> _TASK GOAL_: What is needed is an exact copy of every entry below.

> _LISTED RECORDS_:
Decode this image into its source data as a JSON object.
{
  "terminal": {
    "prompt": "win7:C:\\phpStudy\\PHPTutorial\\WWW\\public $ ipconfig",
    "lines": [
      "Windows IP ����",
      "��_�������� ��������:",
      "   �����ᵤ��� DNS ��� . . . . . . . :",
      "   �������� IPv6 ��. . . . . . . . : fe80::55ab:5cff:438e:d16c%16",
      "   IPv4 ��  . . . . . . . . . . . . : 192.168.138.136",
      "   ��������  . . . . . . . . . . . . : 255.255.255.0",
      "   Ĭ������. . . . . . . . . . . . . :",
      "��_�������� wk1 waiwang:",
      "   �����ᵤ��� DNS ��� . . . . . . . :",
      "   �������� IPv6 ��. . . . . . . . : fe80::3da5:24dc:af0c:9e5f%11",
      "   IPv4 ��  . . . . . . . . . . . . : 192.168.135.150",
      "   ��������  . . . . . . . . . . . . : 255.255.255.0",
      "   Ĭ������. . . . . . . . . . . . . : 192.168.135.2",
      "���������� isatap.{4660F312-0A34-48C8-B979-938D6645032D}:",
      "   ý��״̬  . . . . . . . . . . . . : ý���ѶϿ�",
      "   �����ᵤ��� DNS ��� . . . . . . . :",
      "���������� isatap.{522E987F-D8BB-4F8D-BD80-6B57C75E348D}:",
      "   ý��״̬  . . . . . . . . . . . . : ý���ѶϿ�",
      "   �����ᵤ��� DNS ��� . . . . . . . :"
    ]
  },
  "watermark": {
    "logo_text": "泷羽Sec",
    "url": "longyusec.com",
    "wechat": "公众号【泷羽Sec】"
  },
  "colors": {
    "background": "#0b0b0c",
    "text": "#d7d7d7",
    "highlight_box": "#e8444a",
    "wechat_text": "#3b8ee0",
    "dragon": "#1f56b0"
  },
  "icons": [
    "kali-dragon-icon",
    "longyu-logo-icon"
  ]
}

> _RESPONSE BELOW_:
Decode this image into its source data as a JSON object.
{
  "terminal": {
    "prompt": "win7:C:\\phpStudy\\PHPTutorial\\WWW\\public $ ipconfig",
    "lines": [
      "Windows IP ����",
      "��_�������� ��������:",
      "   �����ᵤ��� DNS ��� . . . . . . . :",
      "   �������� IPv6 ��. . . . . . . . : fe80::55ab:5cff:438e:d16c%16",
      "   IPv4 ��  . . . . . . . . . . . . : 192.168.138.136",
      "   ��������  . . . . . . . . . . . . : 255.255.255.0",
      "   Ĭ������. . . . . . . . . . . . . :",
      "��_�������� wk1 waiwang:",
      "   �����ᵤ��� DNS ��� . . . . . . . :",
      "   �������� IPv6 ��. . . . . . . . : fe80::3da5:24dc:af0c:9e5f%11",
      "   IPv4 ��  . . . . . . . . . . . . : 192.168.135.150",
      "   ��������  . . . . . . . . . . . . : 255.255.255.0",
      "   Ĭ������. . . . . . . . . . . . . : 192.168.135.2",
      "���������� isatap.{4660F312-0A34-48C8-B979-938D6645032D}:",
      "   ý��״̬  . . . . . . . . . . . . : ý���ѶϿ�",
      "   �����ᵤ��� DNS ��� . . . . . . . :",
      "���������� isatap.{522E987F-D8BB-4F8D-BD80-6B57C75E348D}:",
      "   ý��״̬  . . . . . . . . . . . . : ý���ѶϿ�",
      "   �����ᵤ��� DNS ��� . . . . . . . :"
    ]
  },
  "watermark": {
    "logo_text": "泷羽Sec",
    "url": "longyusec.com",
    "wechat": "公众号【泷羽Sec】"
  },
  "colors": {
    "background": "#0b0b0c",
    "text": "#d7d7d7",
    "highlight_box": "#e8444a",
    "wechat_text": "#3b8ee0",
    "dragon": "#1f56b0"
  },
  "icons": [
    "kali-dragon-icon",
    "longyu-logo-icon"
  ]
}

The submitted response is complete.